### Problem to work on
Write out the entries exactly, pictures excluded.

Data about app and page elements:
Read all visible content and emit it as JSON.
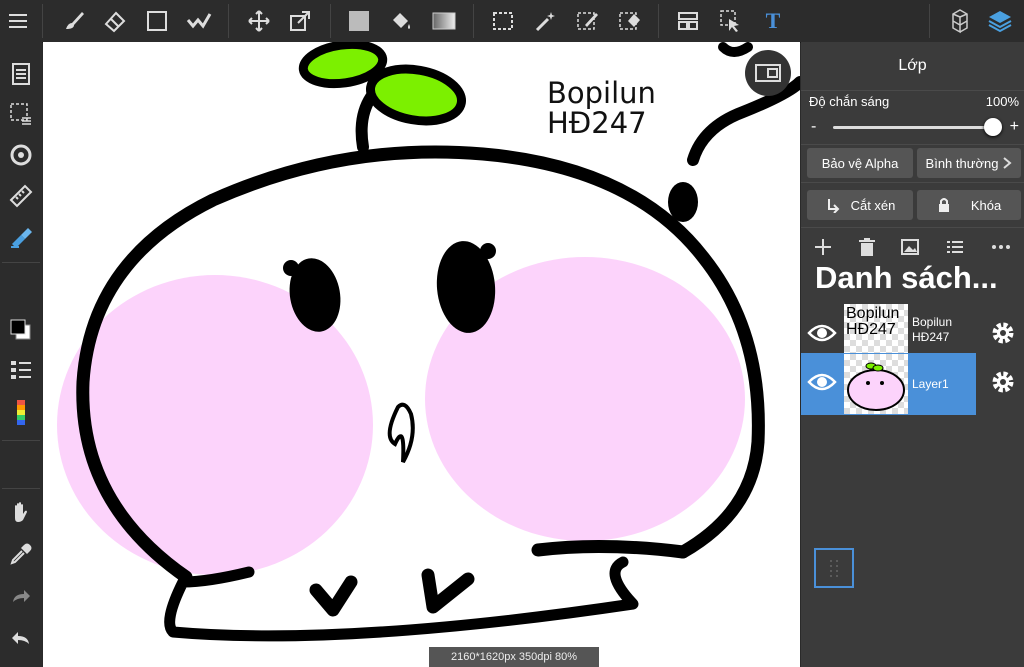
{
  "toolbar": {
    "icons": [
      "menu-icon",
      "brush-icon",
      "eraser-icon",
      "rectangle-icon",
      "smudge-icon",
      "move-icon",
      "transform-icon",
      "fill-color-icon",
      "bucket-icon",
      "gradient-icon",
      "select-rect-icon",
      "magic-wand-icon",
      "select-pen-icon",
      "select-eraser-icon",
      "panel-layout-icon",
      "select-layer-icon",
      "text-tool-icon",
      "3d-icon",
      "layers-icon"
    ],
    "text_tool_label": "T"
  },
  "status": {
    "text": "2160*1620px 350dpi 80%"
  },
  "canvas": {
    "text_line1": "Bopilun",
    "text_line2": "HĐ247"
  },
  "panel": {
    "title": "Lớp",
    "opacity_label": "Độ chắn sáng",
    "opacity_value": "100%",
    "opacity_level": 1.0,
    "minus": "-",
    "plus": "+",
    "alpha_protect": "Bảo vệ Alpha",
    "blend_mode": "Bình thường",
    "clipping": "Cắt xén",
    "lock": "Khóa",
    "list_heading": "Danh sách...",
    "layers": [
      {
        "name_line1": "Bopilun",
        "name_line2": "HĐ247",
        "thumb_line1": "Bopilun",
        "thumb_line2": "HĐ247",
        "selected": false
      },
      {
        "name_line1": "Layer1",
        "selected": true
      }
    ]
  },
  "colors": {
    "accent": "#4a90d9",
    "leaf": "#7cf000",
    "cheek": "#fcd3fb",
    "selected_layer": "#4a90d9"
  }
}
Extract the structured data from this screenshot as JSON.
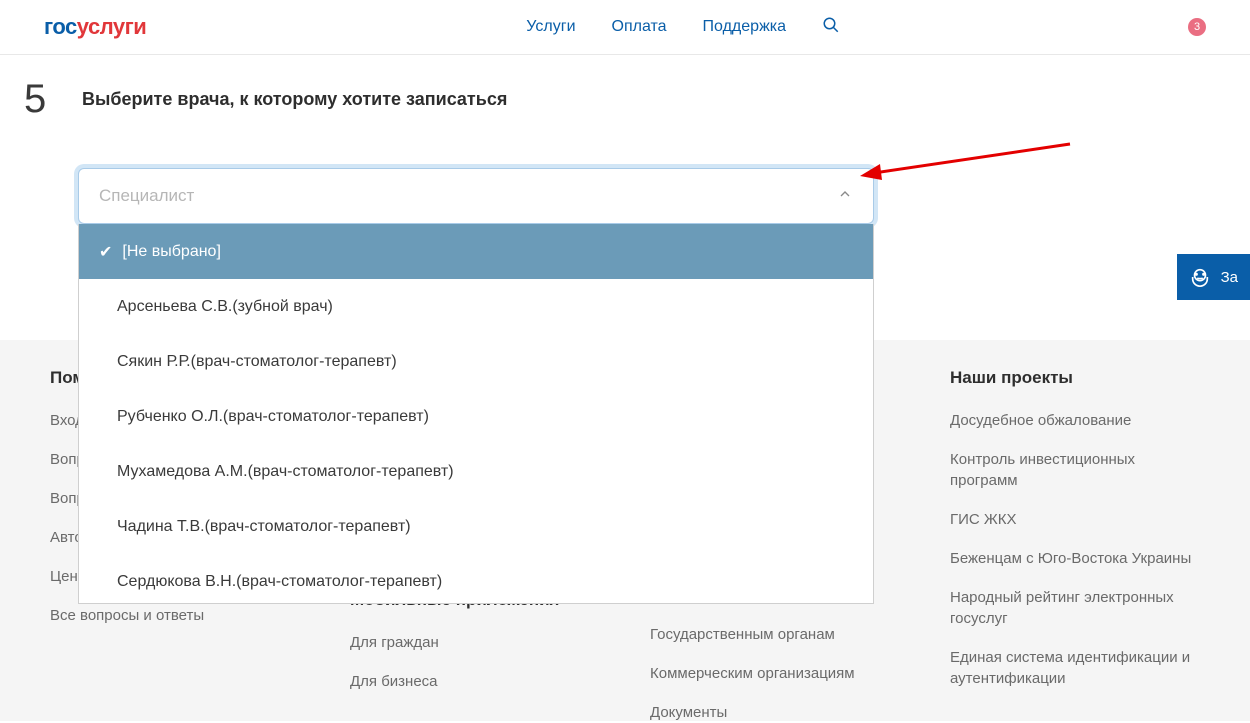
{
  "header": {
    "logo_gos": "гос",
    "logo_uslugi": "услуги",
    "nav": {
      "services": "Услуги",
      "payment": "Оплата",
      "support": "Поддержка"
    },
    "badge": "3"
  },
  "step": {
    "number": "5",
    "title": "Выберите врача, к которому хотите записаться"
  },
  "dropdown": {
    "placeholder": "Специалист",
    "selected": "[Не выбрано]",
    "options": [
      "Арсеньева С.В.(зубной врач)",
      "Сякин Р.Р.(врач-стоматолог-терапевт)",
      "Рубченко О.Л.(врач-стоматолог-терапевт)",
      "Мухамедова А.М.(врач-стоматолог-терапевт)",
      "Чадина Т.В.(врач-стоматолог-терапевт)",
      "Сердюкова В.Н.(врач-стоматолог-терапевт)"
    ]
  },
  "ask_tab": "За",
  "footer": {
    "help": {
      "heading": "Пом",
      "items": [
        "Вход",
        "Вопр",
        "Вопр",
        "Авто",
        "Цент",
        "Все вопросы и ответы"
      ]
    },
    "mobile": {
      "heading": "Мобильные приложения",
      "items": [
        "Для граждан",
        "Для бизнеса"
      ]
    },
    "partners": {
      "items": [
        "Государственным органам",
        "Коммерческим организациям",
        "Документы"
      ]
    },
    "projects": {
      "heading": "Наши проекты",
      "items": [
        "Досудебное обжалование",
        "Контроль инвестиционных программ",
        "ГИС ЖКХ",
        "Беженцам с Юго-Востока Украины",
        "Народный рейтинг электронных госуслуг",
        "Единая система идентификации и аутентификации"
      ]
    }
  }
}
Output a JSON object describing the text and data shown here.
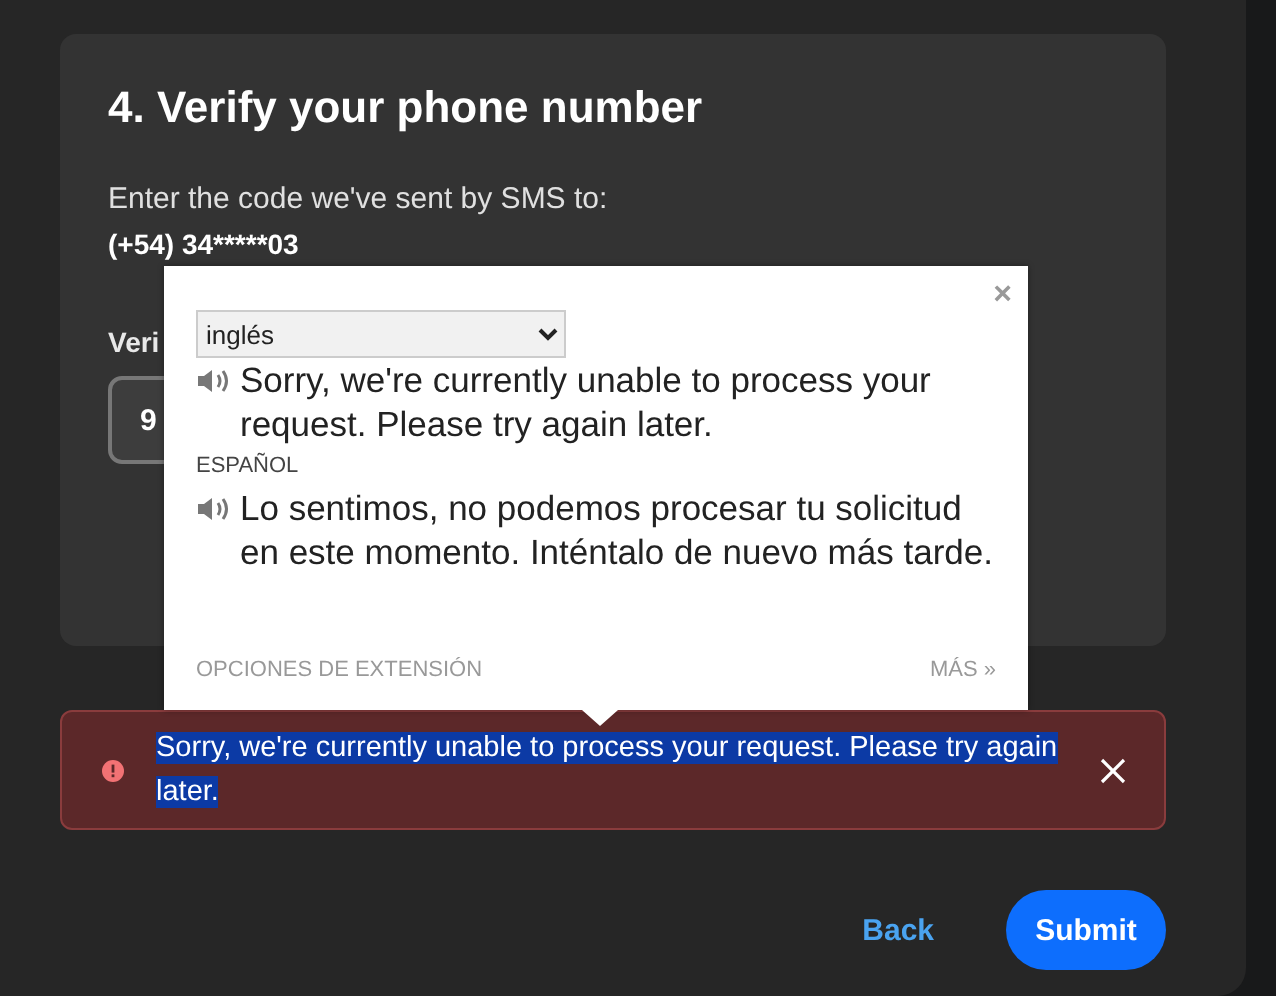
{
  "step": {
    "title": "4. Verify your phone number",
    "instructions": "Enter the code we've sent by SMS to:",
    "phone": "(+54) 34*****03",
    "field_label": "Veri",
    "code_value": "9"
  },
  "translate_popup": {
    "close": "×",
    "language": "inglés",
    "source_text": "Sorry, we're currently unable to process your request. Please try again later.",
    "target_language": "ESPAÑOL",
    "translation": "Lo sentimos, no podemos procesar tu solicitud en este momento. Inténtalo de nuevo más tarde.",
    "options_link": "OPCIONES DE EXTENSIÓN",
    "more_link": "MÁS »"
  },
  "error": {
    "message": "Sorry, we're currently unable to process your request. Please try again later.",
    "selected": true
  },
  "buttons": {
    "back": "Back",
    "submit": "Submit"
  }
}
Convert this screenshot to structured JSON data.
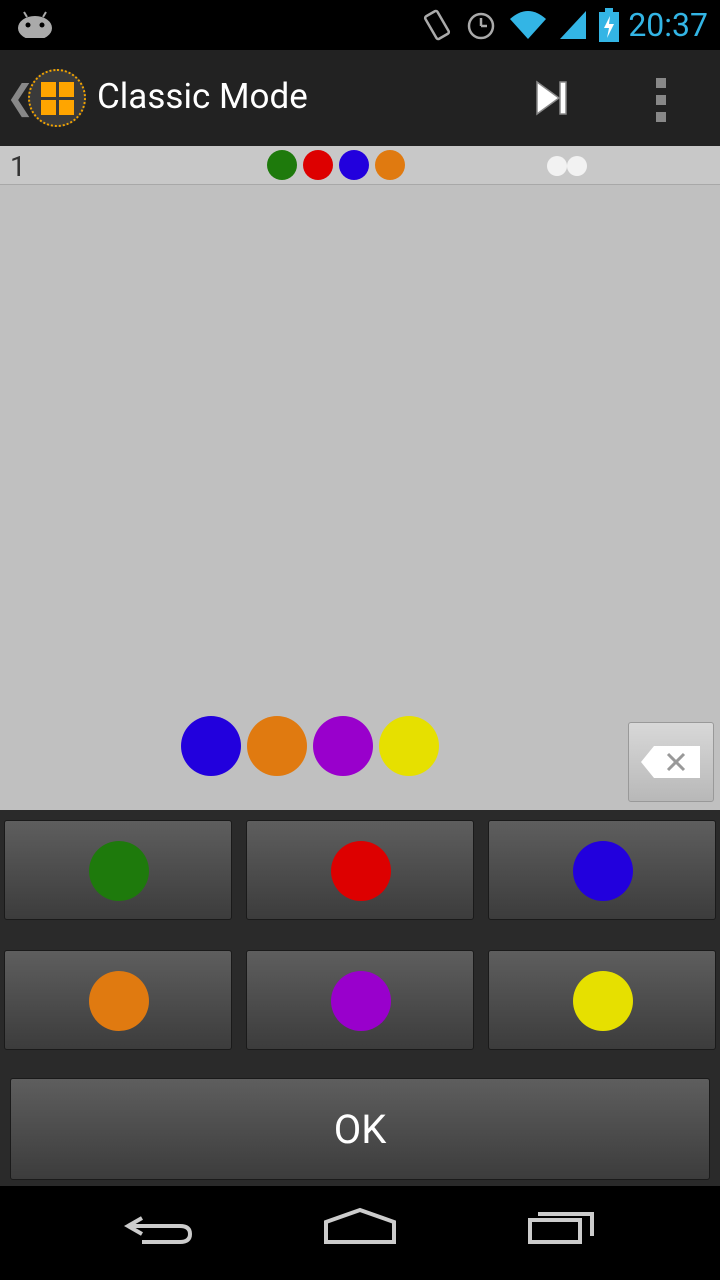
{
  "status_bar": {
    "time": "20:37",
    "icons": [
      "android-notification-icon",
      "vibrate-icon",
      "alarm-icon",
      "wifi-icon",
      "signal-icon",
      "battery-charging-icon"
    ]
  },
  "action_bar": {
    "title": "Classic Mode",
    "icons": [
      "back-chevron-icon",
      "app-logo-icon",
      "skip-next-icon",
      "overflow-menu-icon"
    ]
  },
  "history": [
    {
      "row_number": "1",
      "guess": [
        "#1e7a0c",
        "#dd0000",
        "#2200dd",
        "#e07a10"
      ],
      "feedback": [
        "white",
        "white"
      ]
    }
  ],
  "current_guess": [
    "#2200dd",
    "#e07a10",
    "#9900cc",
    "#e6e000"
  ],
  "palette": [
    {
      "name": "green",
      "color": "#1e7a0c"
    },
    {
      "name": "red",
      "color": "#dd0000"
    },
    {
      "name": "blue",
      "color": "#2200dd"
    },
    {
      "name": "orange",
      "color": "#e07a10"
    },
    {
      "name": "purple",
      "color": "#9900cc"
    },
    {
      "name": "yellow",
      "color": "#e6e000"
    }
  ],
  "ok_label": "OK"
}
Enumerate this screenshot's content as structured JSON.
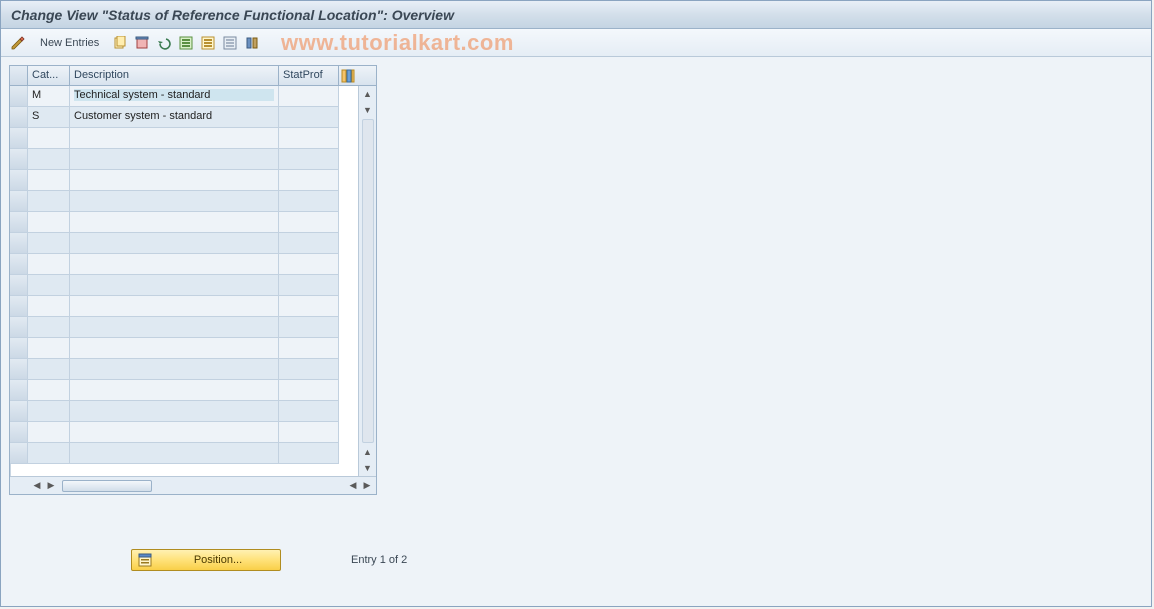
{
  "header": {
    "title": "Change View \"Status of Reference Functional Location\": Overview"
  },
  "toolbar": {
    "new_entries": "New Entries"
  },
  "watermark": "www.tutorialkart.com",
  "grid": {
    "columns": [
      "Cat...",
      "Description",
      "StatProf"
    ],
    "rows": [
      {
        "cat": "M",
        "desc": "Technical system - standard",
        "prof": ""
      },
      {
        "cat": "S",
        "desc": "Customer system - standard",
        "prof": ""
      }
    ]
  },
  "footer": {
    "position_label": "Position...",
    "entry_text": "Entry 1 of 2"
  }
}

### Response
Read all visible content and emit it as JSON.
{
  "toolbar": {
    "icons": [
      "menu-icon",
      "brush-icon",
      "eraser-icon",
      "rectangle-icon",
      "smudge-icon",
      "move-icon",
      "transform-icon",
      "fill-color-icon",
      "bucket-icon",
      "gradient-icon",
      "select-rect-icon",
      "magic-wand-icon",
      "select-pen-icon",
      "select-eraser-icon",
      "panel-layout-icon",
      "select-layer-icon",
      "text-tool-icon",
      "3d-icon",
      "layers-icon"
    ],
    "text_tool_label": "T"
  },
  "status": {
    "text": "2160*1620px 350dpi 80%"
  },
  "canvas": {
    "text_line1": "Bopilun",
    "text_line2": "HĐ247"
  },
  "panel": {
    "title": "Lớp",
    "opacity_label": "Độ chắn sáng",
    "opacity_value": "100%",
    "opacity_level": 1.0,
    "minus": "-",
    "plus": "+",
    "alpha_protect": "Bảo vệ Alpha",
    "blend_mode": "Bình thường",
    "clipping": "Cắt xén",
    "lock": "Khóa",
    "list_heading": "Danh sách...",
    "layers": [
      {
        "name_line1": "Bopilun",
        "name_line2": "HĐ247",
        "thumb_line1": "Bopilun",
        "thumb_line2": "HĐ247",
        "selected": false
      },
      {
        "name_line1": "Layer1",
        "selected": true
      }
    ]
  },
  "colors": {
    "accent": "#4a90d9",
    "leaf": "#7cf000",
    "cheek": "#fcd3fb",
    "selected_layer": "#4a90d9"
  }
}
Extract the structured data from this screenshot as JSON.
{
  "header": {
    "logo_gos": "гос",
    "logo_uslugi": "услуги",
    "nav": {
      "services": "Услуги",
      "payment": "Оплата",
      "support": "Поддержка"
    },
    "badge": "3"
  },
  "step": {
    "number": "5",
    "title": "Выберите врача, к которому хотите записаться"
  },
  "dropdown": {
    "placeholder": "Специалист",
    "selected": "[Не выбрано]",
    "options": [
      "Арсеньева С.В.(зубной врач)",
      "Сякин Р.Р.(врач-стоматолог-терапевт)",
      "Рубченко О.Л.(врач-стоматолог-терапевт)",
      "Мухамедова А.М.(врач-стоматолог-терапевт)",
      "Чадина Т.В.(врач-стоматолог-терапевт)",
      "Сердюкова В.Н.(врач-стоматолог-терапевт)"
    ]
  },
  "ask_tab": "За",
  "footer": {
    "help": {
      "heading": "Пом",
      "items": [
        "Вход",
        "Вопр",
        "Вопр",
        "Авто",
        "Цент",
        "Все вопросы и ответы"
      ]
    },
    "mobile": {
      "heading": "Мобильные приложения",
      "items": [
        "Для граждан",
        "Для бизнеса"
      ]
    },
    "partners": {
      "items": [
        "Государственным органам",
        "Коммерческим организациям",
        "Документы"
      ]
    },
    "projects": {
      "heading": "Наши проекты",
      "items": [
        "Досудебное обжалование",
        "Контроль инвестиционных программ",
        "ГИС ЖКХ",
        "Беженцам с Юго-Востока Украины",
        "Народный рейтинг электронных госуслуг",
        "Единая система идентификации и аутентификации"
      ]
    }
  }
}
Output a JSON object describing the text and data shown here.
{
  "step": {
    "title": "4. Verify your phone number",
    "instructions": "Enter the code we've sent by SMS to:",
    "phone": "(+54) 34*****03",
    "field_label": "Veri",
    "code_value": "9"
  },
  "translate_popup": {
    "close": "×",
    "language": "inglés",
    "source_text": "Sorry, we're currently unable to process your request. Please try again later.",
    "target_language": "ESPAÑOL",
    "translation": "Lo sentimos, no podemos procesar tu solicitud en este momento. Inténtalo de nuevo más tarde.",
    "options_link": "OPCIONES DE EXTENSIÓN",
    "more_link": "MÁS »"
  },
  "error": {
    "message": "Sorry, we're currently unable to process your request. Please try again later.",
    "selected": true
  },
  "buttons": {
    "back": "Back",
    "submit": "Submit"
  }
}
Convert this screenshot to structured JSON data.
{
  "status_bar": {
    "time": "20:37",
    "icons": [
      "android-notification-icon",
      "vibrate-icon",
      "alarm-icon",
      "wifi-icon",
      "signal-icon",
      "battery-charging-icon"
    ]
  },
  "action_bar": {
    "title": "Classic Mode",
    "icons": [
      "back-chevron-icon",
      "app-logo-icon",
      "skip-next-icon",
      "overflow-menu-icon"
    ]
  },
  "history": [
    {
      "row_number": "1",
      "guess": [
        "#1e7a0c",
        "#dd0000",
        "#2200dd",
        "#e07a10"
      ],
      "feedback": [
        "white",
        "white"
      ]
    }
  ],
  "current_guess": [
    "#2200dd",
    "#e07a10",
    "#9900cc",
    "#e6e000"
  ],
  "palette": [
    {
      "name": "green",
      "color": "#1e7a0c"
    },
    {
      "name": "red",
      "color": "#dd0000"
    },
    {
      "name": "blue",
      "color": "#2200dd"
    },
    {
      "name": "orange",
      "color": "#e07a10"
    },
    {
      "name": "purple",
      "color": "#9900cc"
    },
    {
      "name": "yellow",
      "color": "#e6e000"
    }
  ],
  "ok_label": "OK"
}
Enumerate this screenshot's content as structured JSON.
{
  "header": {
    "title": "Change View \"Status of Reference Functional Location\": Overview"
  },
  "toolbar": {
    "new_entries": "New Entries"
  },
  "watermark": "www.tutorialkart.com",
  "grid": {
    "columns": [
      "Cat...",
      "Description",
      "StatProf"
    ],
    "rows": [
      {
        "cat": "M",
        "desc": "Technical system - standard",
        "prof": ""
      },
      {
        "cat": "S",
        "desc": "Customer system - standard",
        "prof": ""
      }
    ]
  },
  "footer": {
    "position_label": "Position...",
    "entry_text": "Entry 1 of 2"
  }
}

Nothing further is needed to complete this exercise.